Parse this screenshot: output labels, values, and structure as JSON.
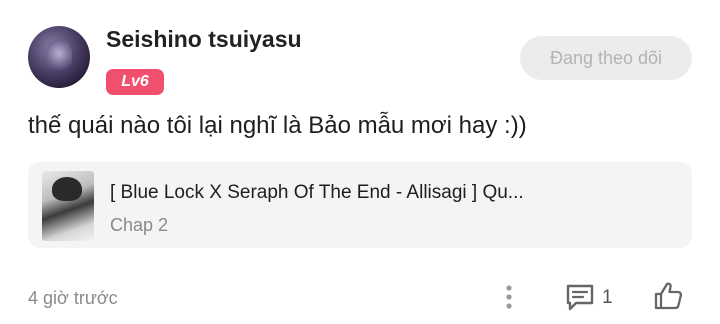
{
  "comment": {
    "username": "Seishino tsuiyasu",
    "level_badge": "Lv6",
    "follow_button_label": "Đang theo dõi",
    "text": "thế quái nào tôi lại nghĩ là Bảo mẫu mơi hay :))",
    "manga": {
      "title": "[ Blue Lock X Seraph Of The End - Allisagi ] Qu...",
      "chapter": "Chap 2"
    },
    "timestamp": "4 giờ trước",
    "reply_count": "1",
    "icons": {
      "more": "more-vertical-icon",
      "reply": "comment-icon",
      "like": "thumbs-up-icon"
    },
    "colors": {
      "badge": "#f0506e",
      "follow_button_bg": "#ececec",
      "card_bg": "#f4f4f4"
    }
  }
}
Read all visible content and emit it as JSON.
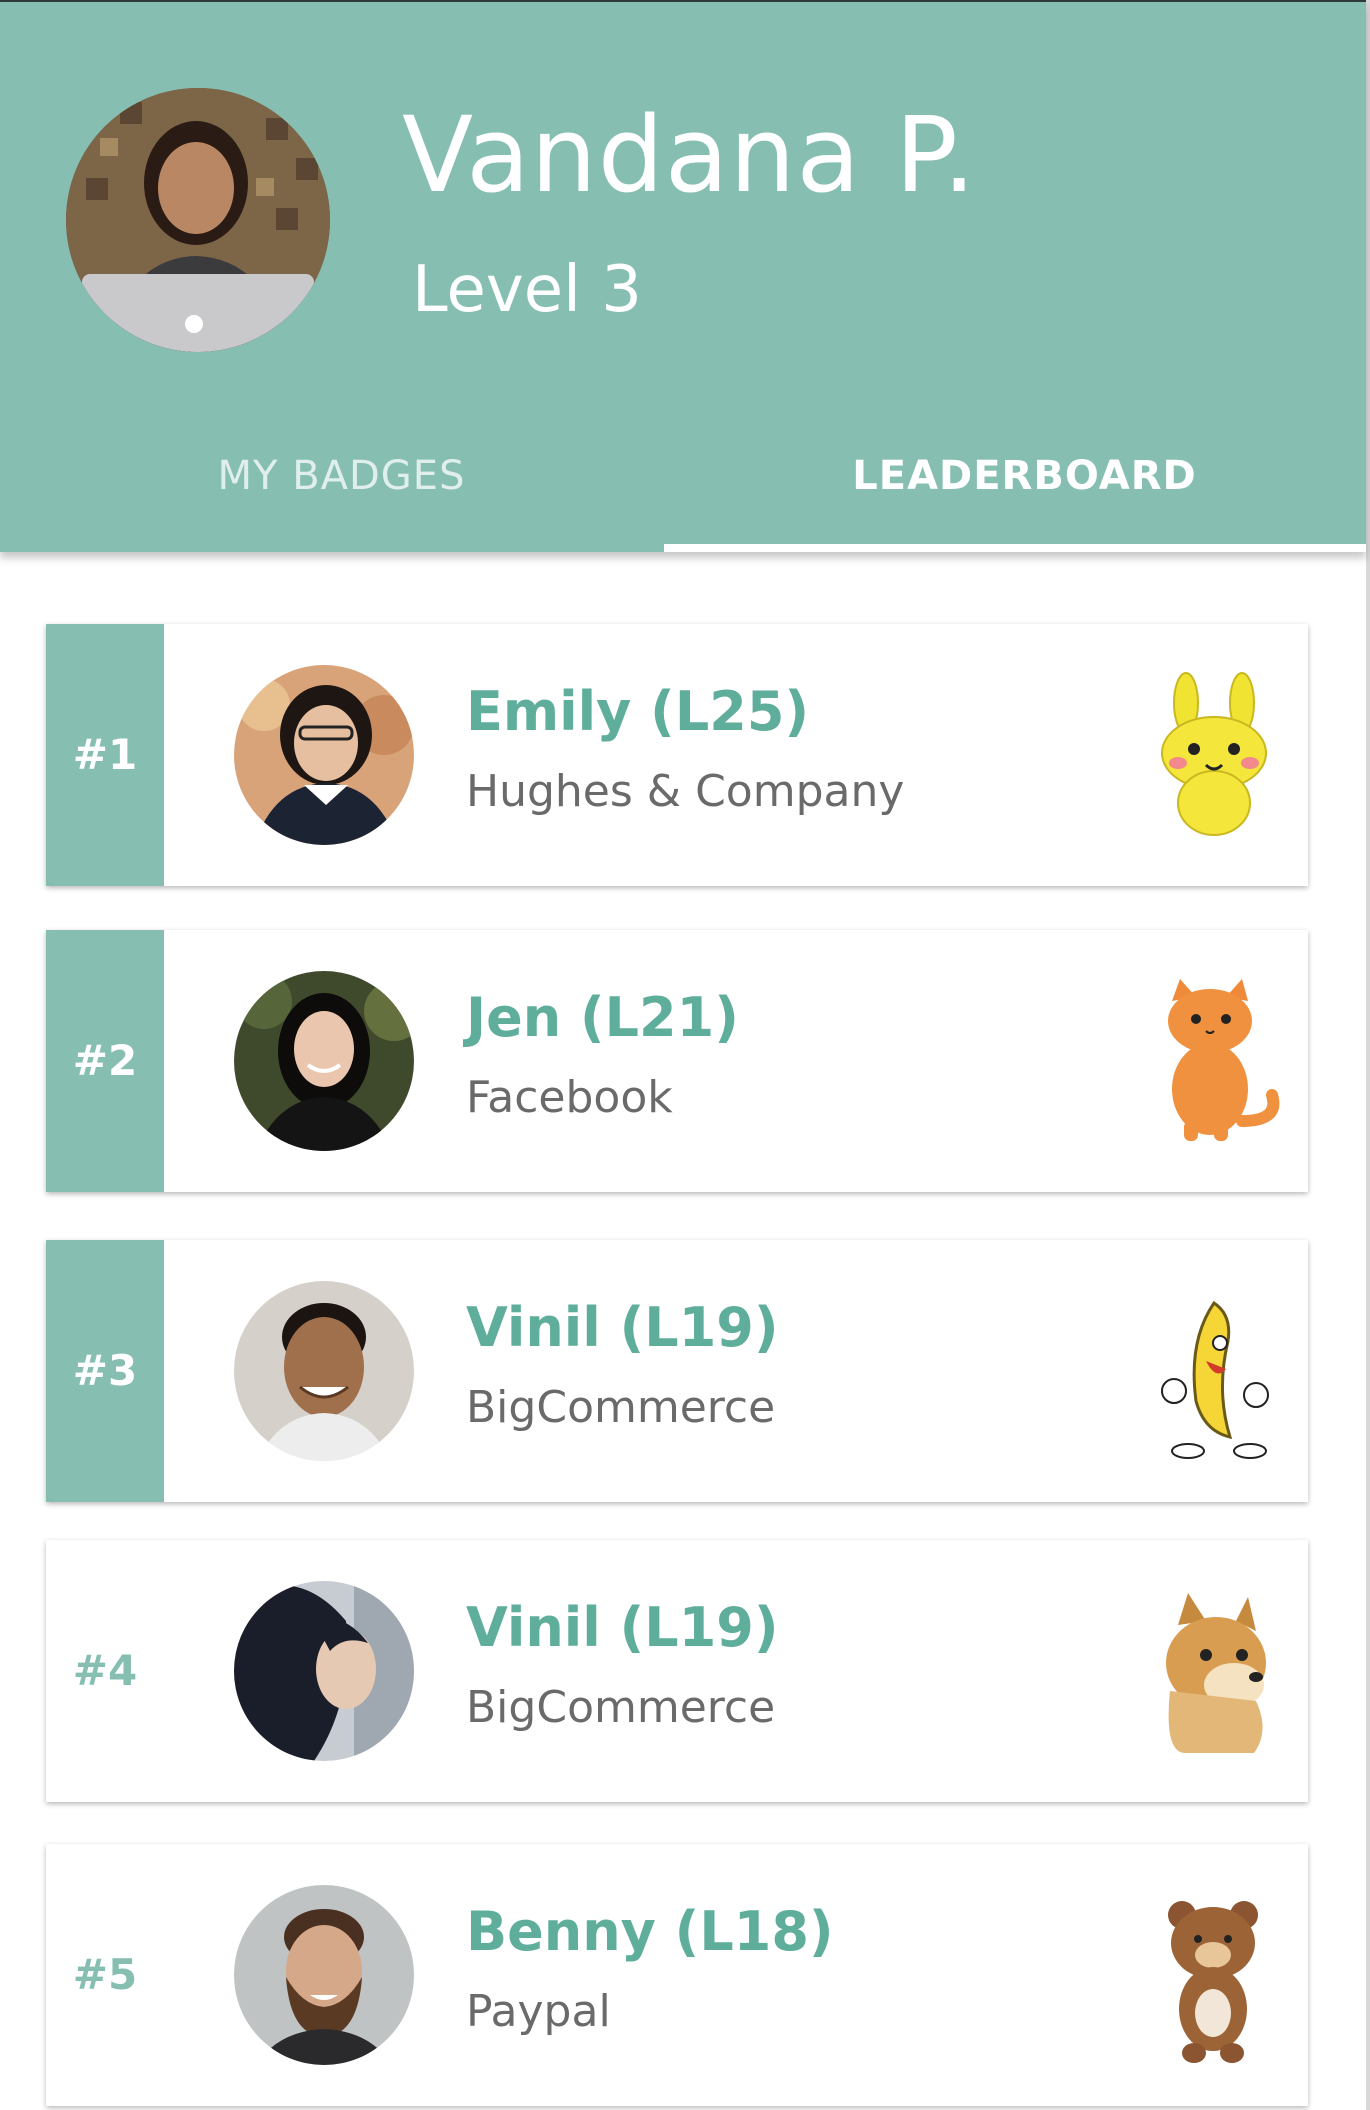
{
  "profile": {
    "name": "Vandana P.",
    "level": "Level 3",
    "avatar": "profile-photo"
  },
  "tabs": [
    {
      "label": "MY BADGES",
      "selected": false
    },
    {
      "label": "LEADERBOARD",
      "selected": true
    }
  ],
  "leaderboard": [
    {
      "rank": "#1",
      "name": "Emily (L25)",
      "company": "Hughes & Company",
      "sticker": "yellow-bunny-sticker",
      "highlighted": true
    },
    {
      "rank": "#2",
      "name": "Jen (L21)",
      "company": "Facebook",
      "sticker": "orange-cat-sticker",
      "highlighted": true
    },
    {
      "rank": "#3",
      "name": "Vinil (L19)",
      "company": "BigCommerce",
      "sticker": "dancing-banana-sticker",
      "highlighted": true
    },
    {
      "rank": "#4",
      "name": "Vinil (L19)",
      "company": "BigCommerce",
      "sticker": "doge-sticker",
      "highlighted": false
    },
    {
      "rank": "#5",
      "name": "Benny (L18)",
      "company": "Paypal",
      "sticker": "teddy-bear-sticker",
      "highlighted": false
    }
  ],
  "colors": {
    "accent": "#86bfb2",
    "name_text": "#5fae9b",
    "company_text": "#6a6a6a"
  }
}
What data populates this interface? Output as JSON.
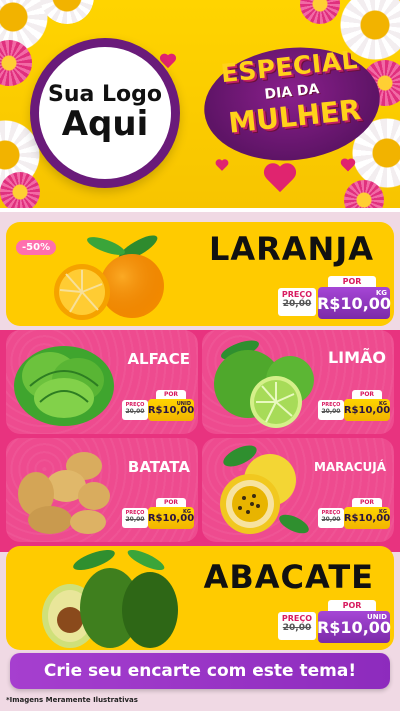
{
  "header": {
    "logo_line1": "Sua Logo",
    "logo_line2": "Aqui",
    "badge_line1": "ESPECIAL",
    "badge_line2": "DIA DA",
    "badge_line3": "MULHER"
  },
  "products": [
    {
      "name": "LARANJA",
      "discount": "-50%",
      "por_label": "POR",
      "preco_label": "PREÇO",
      "old_price": "20,00",
      "new_price": "R$10,00",
      "unit": "KG"
    },
    {
      "name": "ALFACE",
      "por_label": "POR",
      "preco_label": "PREÇO",
      "old_price": "20,00",
      "new_price": "R$10,00",
      "unit": "UNID"
    },
    {
      "name": "LIMÃO",
      "por_label": "POR",
      "preco_label": "PREÇO",
      "old_price": "20,00",
      "new_price": "R$10,00",
      "unit": "KG"
    },
    {
      "name": "BATATA",
      "por_label": "POR",
      "preco_label": "PREÇO",
      "old_price": "20,00",
      "new_price": "R$10,00",
      "unit": "KG"
    },
    {
      "name": "MARACUJÁ",
      "por_label": "POR",
      "preco_label": "PREÇO",
      "old_price": "20,00",
      "new_price": "R$10,00",
      "unit": "KG"
    },
    {
      "name": "ABACATE",
      "por_label": "POR",
      "preco_label": "PREÇO",
      "old_price": "20,00",
      "new_price": "R$10,00",
      "unit": "UNID"
    }
  ],
  "cta": {
    "label": "Crie seu encarte com este tema!"
  },
  "footer": {
    "note": "*Imagens Meramente Ilustrativas"
  },
  "colors": {
    "accent_purple": "#8d2bbd",
    "accent_pink": "#e8337f",
    "accent_yellow": "#ffcb00"
  }
}
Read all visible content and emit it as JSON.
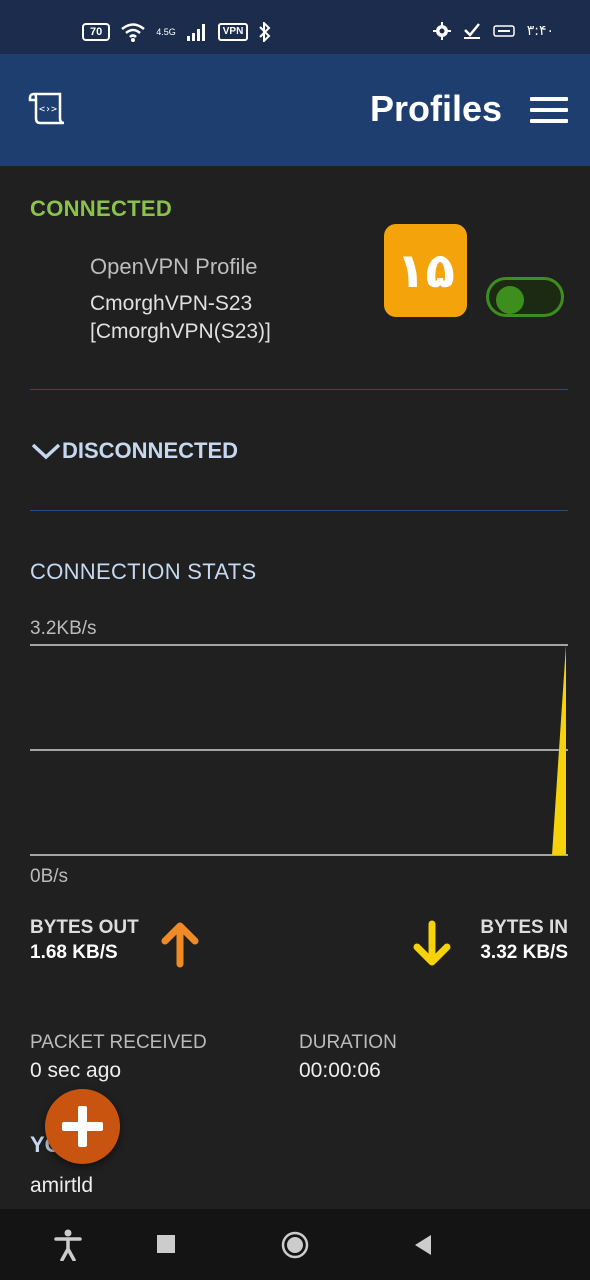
{
  "status_bar": {
    "battery": "70",
    "network": "4.5G",
    "vpn": "VPN",
    "time": "۳:۴۰"
  },
  "app_bar": {
    "title": "Profiles"
  },
  "connected_section": {
    "heading": "CONNECTED",
    "profile_type": "OpenVPN Profile",
    "profile_name": "CmorghVPN-S23 [CmorghVPN(S23)]",
    "badge_text": "۱۵",
    "toggle_on": true
  },
  "disconnected_section": {
    "heading": "DISCONNECTED"
  },
  "stats": {
    "heading": "CONNECTION STATS",
    "max_label": "3.2KB/s",
    "min_label": "0B/s",
    "bytes_out_label": "BYTES OUT",
    "bytes_out_value": "1.68 KB/S",
    "bytes_in_label": "BYTES IN",
    "bytes_in_value": "3.32 KB/S",
    "packet_label": "PACKET RECEIVED",
    "packet_value": "0 sec ago",
    "duration_label": "DURATION",
    "duration_value": "00:00:06"
  },
  "chart_data": {
    "type": "area",
    "ylim": [
      0,
      3.2
    ],
    "yunit": "KB/s",
    "series": [
      {
        "values": [
          0,
          0,
          0,
          0,
          0,
          0,
          0,
          0,
          0,
          0,
          0,
          0,
          0,
          0,
          0,
          0,
          0,
          0,
          0,
          0,
          0,
          0,
          0,
          0,
          0,
          0,
          0,
          0,
          0,
          3.32
        ],
        "color": "#f5d20a"
      }
    ]
  },
  "you_section": {
    "label": "YO",
    "username": "amirtld"
  },
  "colors": {
    "app_bar": "#1d3e6e",
    "connected": "#8bc34a",
    "badge": "#f5a30a",
    "bytes_out_arrow": "#f08a24",
    "bytes_in_arrow": "#f5d20a",
    "fab": "#c8540f"
  }
}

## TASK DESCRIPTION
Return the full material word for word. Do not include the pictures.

## RESPONSE AREA
Parse this screenshot: output labels, values, and structure as JSON.
{
  "comment": {
    "username": "Seishino tsuiyasu",
    "level_badge": "Lv6",
    "follow_button_label": "Đang theo dõi",
    "text": "thế quái nào tôi lại nghĩ là Bảo mẫu mơi hay :))",
    "manga": {
      "title": "[ Blue Lock X Seraph Of The End - Allisagi ] Qu...",
      "chapter": "Chap 2"
    },
    "timestamp": "4 giờ trước",
    "reply_count": "1",
    "icons": {
      "more": "more-vertical-icon",
      "reply": "comment-icon",
      "like": "thumbs-up-icon"
    },
    "colors": {
      "badge": "#f0506e",
      "follow_button_bg": "#ececec",
      "card_bg": "#f4f4f4"
    }
  }
}
Read all visible content and emit it as JSON.
{
  "profile": {
    "name": "Vandana P.",
    "level": "Level 3",
    "avatar": "profile-photo"
  },
  "tabs": [
    {
      "label": "MY BADGES",
      "selected": false
    },
    {
      "label": "LEADERBOARD",
      "selected": true
    }
  ],
  "leaderboard": [
    {
      "rank": "#1",
      "name": "Emily (L25)",
      "company": "Hughes & Company",
      "sticker": "yellow-bunny-sticker",
      "highlighted": true
    },
    {
      "rank": "#2",
      "name": "Jen (L21)",
      "company": "Facebook",
      "sticker": "orange-cat-sticker",
      "highlighted": true
    },
    {
      "rank": "#3",
      "name": "Vinil (L19)",
      "company": "BigCommerce",
      "sticker": "dancing-banana-sticker",
      "highlighted": true
    },
    {
      "rank": "#4",
      "name": "Vinil (L19)",
      "company": "BigCommerce",
      "sticker": "doge-sticker",
      "highlighted": false
    },
    {
      "rank": "#5",
      "name": "Benny (L18)",
      "company": "Paypal",
      "sticker": "teddy-bear-sticker",
      "highlighted": false
    }
  ],
  "colors": {
    "accent": "#86bfb2",
    "name_text": "#5fae9b",
    "company_text": "#6a6a6a"
  }
}
What data populates this interface? Output as JSON.
{
  "header": {
    "logo_line1": "Sua Logo",
    "logo_line2": "Aqui",
    "badge_line1": "ESPECIAL",
    "badge_line2": "DIA DA",
    "badge_line3": "MULHER"
  },
  "products": [
    {
      "name": "LARANJA",
      "discount": "-50%",
      "por_label": "POR",
      "preco_label": "PREÇO",
      "old_price": "20,00",
      "new_price": "R$10,00",
      "unit": "KG"
    },
    {
      "name": "ALFACE",
      "por_label": "POR",
      "preco_label": "PREÇO",
      "old_price": "20,00",
      "new_price": "R$10,00",
      "unit": "UNID"
    },
    {
      "name": "LIMÃO",
      "por_label": "POR",
      "preco_label": "PREÇO",
      "old_price": "20,00",
      "new_price": "R$10,00",
      "unit": "KG"
    },
    {
      "name": "BATATA",
      "por_label": "POR",
      "preco_label": "PREÇO",
      "old_price": "20,00",
      "new_price": "R$10,00",
      "unit": "KG"
    },
    {
      "name": "MARACUJÁ",
      "por_label": "POR",
      "preco_label": "PREÇO",
      "old_price": "20,00",
      "new_price": "R$10,00",
      "unit": "KG"
    },
    {
      "name": "ABACATE",
      "por_label": "POR",
      "preco_label": "PREÇO",
      "old_price": "20,00",
      "new_price": "R$10,00",
      "unit": "UNID"
    }
  ],
  "cta": {
    "label": "Crie seu encarte com este tema!"
  },
  "footer": {
    "note": "*Imagens Meramente Ilustrativas"
  },
  "colors": {
    "accent_purple": "#8d2bbd",
    "accent_pink": "#e8337f",
    "accent_yellow": "#ffcb00"
  }
}
Read all visible content and emit it as JSON.
{
  "status_bar": {
    "battery": "70",
    "network": "4.5G",
    "vpn": "VPN",
    "time": "۳:۴۰"
  },
  "app_bar": {
    "title": "Profiles"
  },
  "connected_section": {
    "heading": "CONNECTED",
    "profile_type": "OpenVPN Profile",
    "profile_name": "CmorghVPN-S23 [CmorghVPN(S23)]",
    "badge_text": "۱۵",
    "toggle_on": true
  },
  "disconnected_section": {
    "heading": "DISCONNECTED"
  },
  "stats": {
    "heading": "CONNECTION STATS",
    "max_label": "3.2KB/s",
    "min_label": "0B/s",
    "bytes_out_label": "BYTES OUT",
    "bytes_out_value": "1.68 KB/S",
    "bytes_in_label": "BYTES IN",
    "bytes_in_value": "3.32 KB/S",
    "packet_label": "PACKET RECEIVED",
    "packet_value": "0 sec ago",
    "duration_label": "DURATION",
    "duration_value": "00:00:06"
  },
  "chart_data": {
    "type": "area",
    "ylim": [
      0,
      3.2
    ],
    "yunit": "KB/s",
    "series": [
      {
        "values": [
          0,
          0,
          0,
          0,
          0,
          0,
          0,
          0,
          0,
          0,
          0,
          0,
          0,
          0,
          0,
          0,
          0,
          0,
          0,
          0,
          0,
          0,
          0,
          0,
          0,
          0,
          0,
          0,
          0,
          3.32
        ],
        "color": "#f5d20a"
      }
    ]
  },
  "you_section": {
    "label": "YO",
    "username": "amirtld"
  },
  "colors": {
    "app_bar": "#1d3e6e",
    "connected": "#8bc34a",
    "badge": "#f5a30a",
    "bytes_out_arrow": "#f08a24",
    "bytes_in_arrow": "#f5d20a",
    "fab": "#c8540f"
  }
}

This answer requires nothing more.